A coal fired power plant works much like that of a nuclear station: 1). Heat is created and coal is burned, 2). Water turns to steam, 3). Steam turns the turbine, 4). Steam turns back into water, 5). Electricity and waste (coal ash) are produced. This waste is then sent to landfills, ponds, or mines. Roughly 140 million tons of coal ash is generated annually. To put this into perspective- this is enough to fill train cars stretching from the north to south pole.

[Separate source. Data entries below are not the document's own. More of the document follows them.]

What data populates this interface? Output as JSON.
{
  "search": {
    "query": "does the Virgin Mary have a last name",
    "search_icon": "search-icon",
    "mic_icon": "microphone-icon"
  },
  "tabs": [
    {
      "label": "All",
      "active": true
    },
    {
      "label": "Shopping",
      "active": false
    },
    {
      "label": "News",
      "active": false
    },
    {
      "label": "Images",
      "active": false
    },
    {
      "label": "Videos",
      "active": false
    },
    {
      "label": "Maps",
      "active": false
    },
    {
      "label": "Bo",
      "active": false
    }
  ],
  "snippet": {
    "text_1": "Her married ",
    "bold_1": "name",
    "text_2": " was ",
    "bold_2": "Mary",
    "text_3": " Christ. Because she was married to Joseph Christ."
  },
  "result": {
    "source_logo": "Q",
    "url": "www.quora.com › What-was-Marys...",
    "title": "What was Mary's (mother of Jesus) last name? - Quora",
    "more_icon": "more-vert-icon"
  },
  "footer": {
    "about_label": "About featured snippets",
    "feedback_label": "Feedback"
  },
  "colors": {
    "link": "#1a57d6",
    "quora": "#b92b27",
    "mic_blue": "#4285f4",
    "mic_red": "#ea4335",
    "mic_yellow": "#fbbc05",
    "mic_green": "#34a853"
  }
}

This waste is comprised of arsenic, lead, mercury, chromium, and other radioactive toxins.
One of the worst environmental disasters occurred on December 22, 2008. A Tennessee coal pond dike failed- releasing 5.4 million yards of coal ash into a community. The sludge cascaded into rivers and smothered over 300 acres of land (aerial video), and accumulated a tab around $1.2 billion. Considering the staggering economic and environmental costs, coal ash must be highly regulated, correct? Actually... no. Nothing exists. This has been discussed for years, but typical politics... disagreements and lawyers are delaying any decision. DRIVES.ME.CRAZY. Recently, a spill at Dan River in North Carolina has resulted in an outrage. Another episode? After people were reassured on the responsible disposal? I would be a madman. Encouraging news, on December 19, the EPA is set to announce first-ever potential regulation plans. Fingers crossed.